The garden of later Renaissance and early Baroque instrumental music is Edenic in its richness. Thorby’s and Lawrence-King’s ‘bouquet’ is a small but enticing sample of its many delights.

Christopher Price

 

Diario de Sevilla 5 July 2008

Desde sus años del Palladian Ensemble junto a Rachel Podger y William Carter, Pamela Thorby se ha ido consolidando como una de las mayores virtuosas europeas de la flauta dulce. Acompañada aquí por el gran Andrew Lawrence-King, Thorby ofrece un bello recital de música del siglo XVII, de Diego Ortiz a Giovanni Bassano, pasando por Dowland, Fontana, Castello y, por supuesto, Jacob Van Eyck, el más prolífico autor de música para el instrumento, en el que las más espectaculares disminuciones se combinan con las dulces melodías.

 

The Telegraph – Best of the new releases  5 July 2008

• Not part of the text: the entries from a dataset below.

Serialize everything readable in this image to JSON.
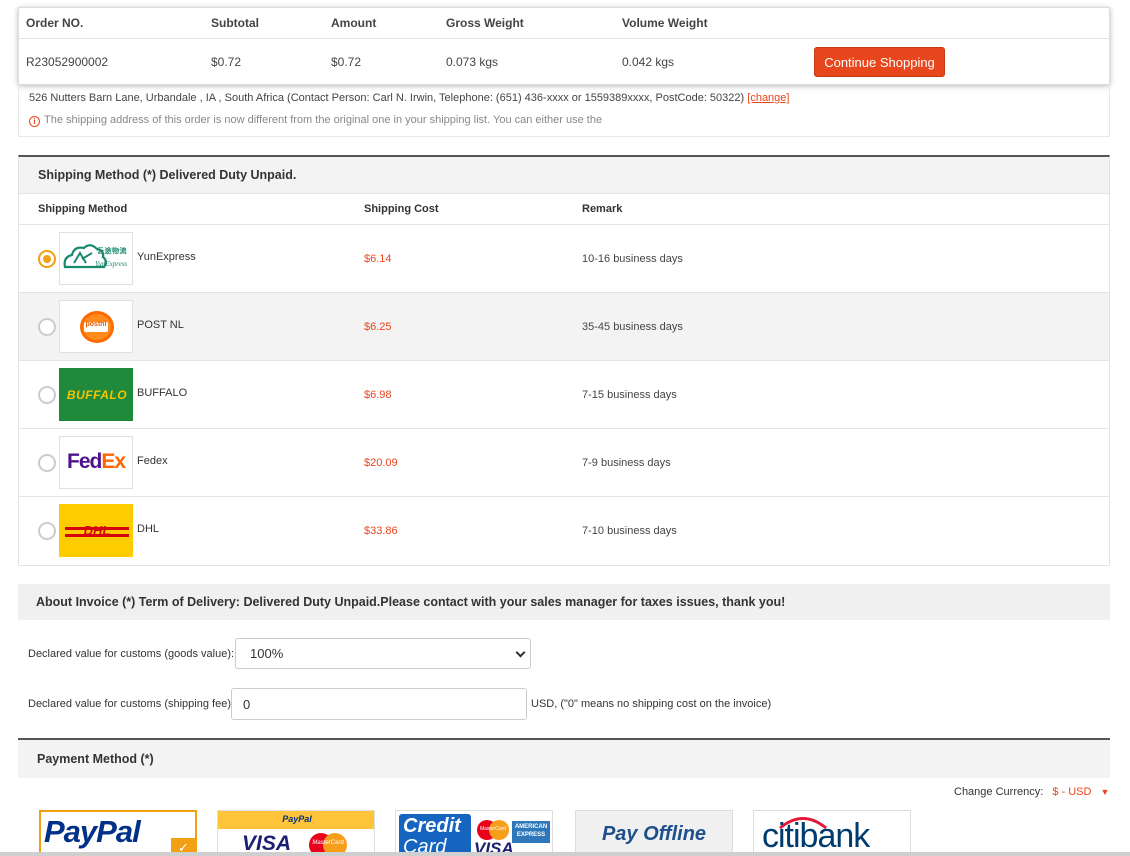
{
  "order": {
    "headers": {
      "order_no": "Order NO.",
      "subtotal": "Subtotal",
      "amount": "Amount",
      "gross_weight": "Gross Weight",
      "volume_weight": "Volume Weight"
    },
    "row": {
      "order_no": "R23052900002",
      "subtotal": "$0.72",
      "amount": "$0.72",
      "gross_weight": "0.073 kgs",
      "volume_weight": "0.042 kgs"
    },
    "continue_label": "Continue Shopping"
  },
  "address": {
    "text": "526 Nutters Barn Lane, Urbandale , IA , South Africa (Contact Person: Carl N. Irwin, Telephone: (651) 436-xxxx or 1559389xxxx, PostCode: 50322)",
    "change_label": "[change]",
    "notice": "The shipping address of this order is now different from the original one in your shipping list. You can either use the",
    "notice_icon": "i"
  },
  "shipping": {
    "title": "Shipping Method (*) Delivered Duty Unpaid.",
    "columns": {
      "method": "Shipping Method",
      "cost": "Shipping Cost",
      "remark": "Remark"
    },
    "rows": [
      {
        "name": "YunExpress",
        "cost": "$6.14",
        "remark": "10-16 business days",
        "logo_cn": "云途物流",
        "logo_en": "YunExpress"
      },
      {
        "name": "POST NL",
        "cost": "$6.25",
        "remark": "35-45 business days",
        "logo_text": "postnl"
      },
      {
        "name": "BUFFALO",
        "cost": "$6.98",
        "remark": "7-15 business days",
        "logo_text": "BUFFALO"
      },
      {
        "name": "Fedex",
        "cost": "$20.09",
        "remark": "7-9 business days",
        "logo_fed": "Fed",
        "logo_ex": "Ex"
      },
      {
        "name": "DHL",
        "cost": "$33.86",
        "remark": "7-10 business days",
        "logo_text": "DHL"
      }
    ],
    "selected_index": 0
  },
  "invoice": {
    "title": "About Invoice (*) Term of Delivery: Delivered Duty Unpaid.Please contact with your sales manager for taxes issues, thank you!",
    "goods_label": "Declared value for customs (goods value):",
    "goods_value": "100%",
    "fee_label": "Declared value for customs (shipping fee)",
    "fee_value": "0",
    "fee_note": "USD, (\"0\" means no shipping cost on the invoice)"
  },
  "payment": {
    "title": "Payment Method (*)",
    "currency_label": "Change Currency:",
    "currency_value": "$ - USD",
    "cards": {
      "paypal": {
        "text": "PayPal"
      },
      "paypal_cards": {
        "header": "PayPal",
        "visa": "VISA",
        "mc": "MasterCard"
      },
      "credit": {
        "line1": "Credit",
        "line2": "Card",
        "visa": "VISA",
        "amex1": "AMERICAN",
        "amex2": "EXPRESS",
        "mc": "MasterCard"
      },
      "offline": {
        "text": "Pay Offline"
      },
      "citi": {
        "text": "citibank"
      }
    }
  },
  "colors": {
    "accent": "#e8461d",
    "radio_selected": "#f0a012",
    "fedex_purple": "#4d148c",
    "fedex_orange": "#ff6600",
    "dhl_yellow": "#ffcc00",
    "dhl_red": "#d40511",
    "buffalo_green": "#1f8a3b",
    "paypal_blue": "#003087",
    "paypal_light": "#009cde"
  }
}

No connoisseur of recorder-playing or Renaissance instrumental virtuosity will want to be without this delightful anthology. Whether on soprano, alto or tenor recorder, Pamela Thorby’s tone has a limpid clarity which gives a crisp filigree-like quality to even the most fast and furious figurations in pieces such as Diego Ortiz’s Recercada segunda or Jacob Van Eyck’s variations on catchy popular tunes.

This crystalline sound is equally successful in conveying the melancholy expressiveness of slower and less highly ornamented items such as Van Eyck’s arrangement of Caccini’s Amarilli, which also benefit from the imaginative use of harp and psaltery as accompanying instruments.

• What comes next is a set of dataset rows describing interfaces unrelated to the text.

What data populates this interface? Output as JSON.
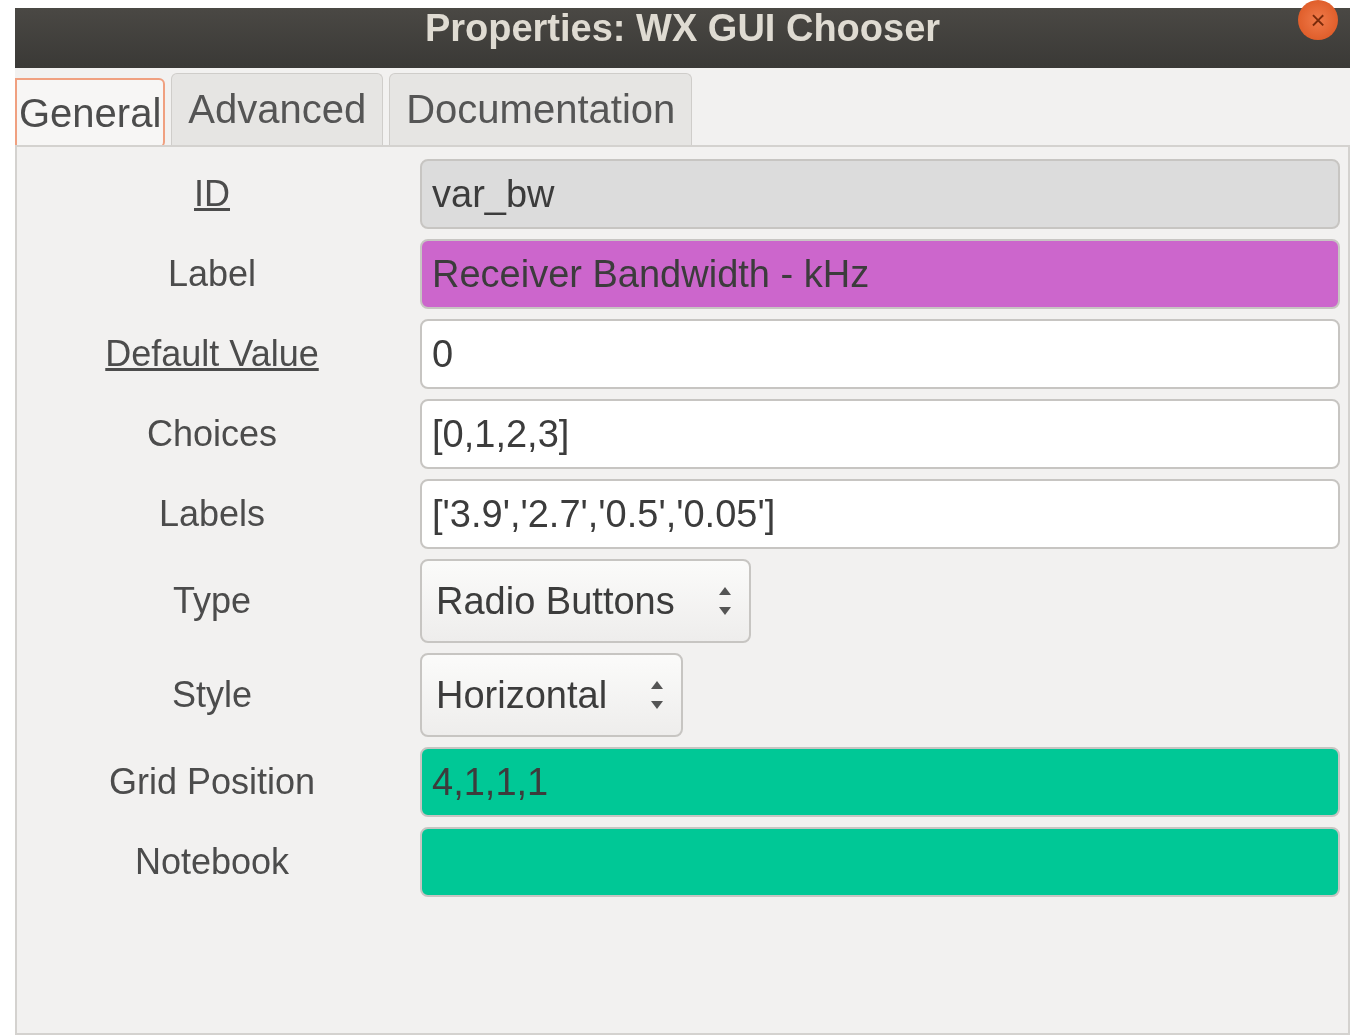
{
  "window": {
    "title": "Properties: WX GUI Chooser",
    "close": "×"
  },
  "tabs": [
    {
      "label": "General",
      "selected": true
    },
    {
      "label": "Advanced",
      "selected": false
    },
    {
      "label": "Documentation",
      "selected": false
    }
  ],
  "fields": [
    {
      "label": "ID",
      "underlined": true,
      "kind": "text",
      "value": "var_bw",
      "color": "#dcdcdc"
    },
    {
      "label": "Label",
      "underlined": false,
      "kind": "text",
      "value": "Receiver Bandwidth - kHz",
      "color": "#cc66cc"
    },
    {
      "label": "Default Value",
      "underlined": true,
      "kind": "text",
      "value": "0",
      "color": "#ffffff"
    },
    {
      "label": "Choices",
      "underlined": false,
      "kind": "text",
      "value": "[0,1,2,3]",
      "color": "#ffffff"
    },
    {
      "label": "Labels",
      "underlined": false,
      "kind": "text",
      "value": "['3.9','2.7','0.5','0.05']",
      "color": "#ffffff"
    },
    {
      "label": "Type",
      "underlined": false,
      "kind": "select",
      "value": "Radio Buttons"
    },
    {
      "label": "Style",
      "underlined": false,
      "kind": "select",
      "value": "Horizontal"
    },
    {
      "label": "Grid Position",
      "underlined": false,
      "kind": "text",
      "value": "4,1,1,1",
      "color": "#00c896"
    },
    {
      "label": "Notebook",
      "underlined": false,
      "kind": "text",
      "color": "#00c896"
    }
  ]
}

Elizabeth Roche

 

Manchester Evening News  27 June 2008  ****

RENAISSANCE music,when offered by today’s performers on CD, can seem to be an unvarying succession of dirges and empty flourishes - but this collection shows how wonderful some of it can sound in the right hands.

The recorder playing is virtuosic in the extreme - the opening piece by Diego Ortiz is a knock-out - and it certainly helps that much of the music comes from Spanish or southern European sources, where they seem to have treated even the pre-guitar plucked string instruments in the thrilling way we recognise as Spanish from later guitar works.

There’s a good selection of varied styles, with some solos for harp (and one for psaltery) as well as its accompanying role. Only the miseries of poor old English John Dowland change the mood of the generally sunny collection - I suppose someone had to.

Robert Beale

 

The Scotsman   20 June 2008  ****

WITH Pamela Thorby “bending it like Beckham” on the recorder, and Andrew Lawrence-King giving his Baroque triple harp a touch of the Bob Dylans, this Garden of Early Delights is no ordinary view of Renaissance and early Baroque music. 

The duo’s free-thinking style, laced with ebullient flourishes and mind-bending glissandi throw new light on John Dowland songs, Jacob van Eyck variations, and other delights. Freshness and spontaneity light up every moment. The music rocks; but always in the best possible taste.

 

Financial Times  14 June 2008  ****

Who would have thought the early 17th-century genre of instrumental chanson and serenade, brought to life here on recorder and harp/psaltery, could be so sophisticated and entertaining? Giovanni Bassano, Jacob Van Eyck and their confrères worked in an era that prized free melodic invention, simple rhythms, quicksilver flights and short, contrasting sections. Thorby and Lawrence-King play with evangelical spirit: this is music to warm the heart and delight the senses.

 

Audiophile Audition 7 June 2008

Pamela Thorby is one of the world’s leading recorder virtuosi and has two previous Linn SACDs.  Lawrence-King is one of the top names in early music with his own ensemble, The Harp Consort….

…. The literature of the period often refers to the “sweet sound of the recorder,” and that is the predominant sound heard on this disc.  There’s no danger of untoward tootles or squeaks from this recorder player - she navigates the speediest complex ornamentation with aplomb